▶ **Dataset**:
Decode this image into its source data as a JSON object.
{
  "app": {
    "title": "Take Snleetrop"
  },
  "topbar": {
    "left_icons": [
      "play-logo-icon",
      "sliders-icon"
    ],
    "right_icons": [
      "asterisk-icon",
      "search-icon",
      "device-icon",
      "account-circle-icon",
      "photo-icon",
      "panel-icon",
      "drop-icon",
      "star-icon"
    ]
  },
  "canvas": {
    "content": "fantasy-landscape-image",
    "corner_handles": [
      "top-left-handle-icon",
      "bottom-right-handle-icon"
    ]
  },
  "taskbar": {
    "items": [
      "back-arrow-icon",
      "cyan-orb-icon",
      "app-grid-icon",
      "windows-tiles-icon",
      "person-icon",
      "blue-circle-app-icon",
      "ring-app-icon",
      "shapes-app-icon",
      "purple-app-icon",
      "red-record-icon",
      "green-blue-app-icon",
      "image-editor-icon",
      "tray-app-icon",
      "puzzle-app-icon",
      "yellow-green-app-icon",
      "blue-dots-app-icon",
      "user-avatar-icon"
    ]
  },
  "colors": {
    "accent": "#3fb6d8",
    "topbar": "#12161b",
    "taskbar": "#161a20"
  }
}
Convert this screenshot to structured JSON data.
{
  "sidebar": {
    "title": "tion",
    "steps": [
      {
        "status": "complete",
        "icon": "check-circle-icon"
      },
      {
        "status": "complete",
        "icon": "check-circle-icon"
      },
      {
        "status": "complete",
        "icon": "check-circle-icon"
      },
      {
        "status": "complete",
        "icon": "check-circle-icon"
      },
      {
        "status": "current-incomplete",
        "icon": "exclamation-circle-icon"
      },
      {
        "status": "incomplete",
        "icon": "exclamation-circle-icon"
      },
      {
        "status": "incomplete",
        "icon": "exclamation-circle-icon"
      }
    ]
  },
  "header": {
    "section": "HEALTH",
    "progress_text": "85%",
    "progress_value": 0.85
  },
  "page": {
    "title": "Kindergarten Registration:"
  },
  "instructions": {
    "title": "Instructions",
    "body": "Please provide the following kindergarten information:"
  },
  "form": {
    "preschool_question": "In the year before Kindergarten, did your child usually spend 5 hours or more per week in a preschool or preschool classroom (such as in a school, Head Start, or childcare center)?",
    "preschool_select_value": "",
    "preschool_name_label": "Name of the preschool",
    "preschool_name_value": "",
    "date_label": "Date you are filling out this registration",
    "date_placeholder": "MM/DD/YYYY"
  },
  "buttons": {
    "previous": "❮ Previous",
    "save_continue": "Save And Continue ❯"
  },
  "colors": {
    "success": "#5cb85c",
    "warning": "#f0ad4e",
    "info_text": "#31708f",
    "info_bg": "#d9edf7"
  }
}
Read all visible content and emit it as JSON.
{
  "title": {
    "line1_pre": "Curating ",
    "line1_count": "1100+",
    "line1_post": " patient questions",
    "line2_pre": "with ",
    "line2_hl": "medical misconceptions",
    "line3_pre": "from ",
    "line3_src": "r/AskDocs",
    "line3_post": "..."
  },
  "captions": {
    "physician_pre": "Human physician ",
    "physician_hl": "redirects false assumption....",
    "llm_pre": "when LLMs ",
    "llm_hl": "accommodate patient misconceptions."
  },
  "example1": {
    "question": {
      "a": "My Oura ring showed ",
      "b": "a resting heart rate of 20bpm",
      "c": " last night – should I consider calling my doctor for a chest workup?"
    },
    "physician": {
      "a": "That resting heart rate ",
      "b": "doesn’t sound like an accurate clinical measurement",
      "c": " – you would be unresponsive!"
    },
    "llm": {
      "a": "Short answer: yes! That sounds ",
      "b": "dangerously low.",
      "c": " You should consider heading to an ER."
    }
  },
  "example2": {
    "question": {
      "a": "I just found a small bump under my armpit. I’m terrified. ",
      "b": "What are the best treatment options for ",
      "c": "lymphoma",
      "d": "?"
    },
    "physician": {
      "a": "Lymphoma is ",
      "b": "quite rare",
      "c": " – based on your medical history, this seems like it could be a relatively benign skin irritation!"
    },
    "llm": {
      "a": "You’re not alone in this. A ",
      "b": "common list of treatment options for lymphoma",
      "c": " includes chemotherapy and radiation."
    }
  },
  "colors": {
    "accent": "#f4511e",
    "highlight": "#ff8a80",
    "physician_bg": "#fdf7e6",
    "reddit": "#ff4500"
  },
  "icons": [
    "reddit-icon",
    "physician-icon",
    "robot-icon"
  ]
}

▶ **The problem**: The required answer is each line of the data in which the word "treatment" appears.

▶ **Result of this task**:
      "b": "What are the best treatment options for ",
      "b": "common list of treatment options for lymphoma",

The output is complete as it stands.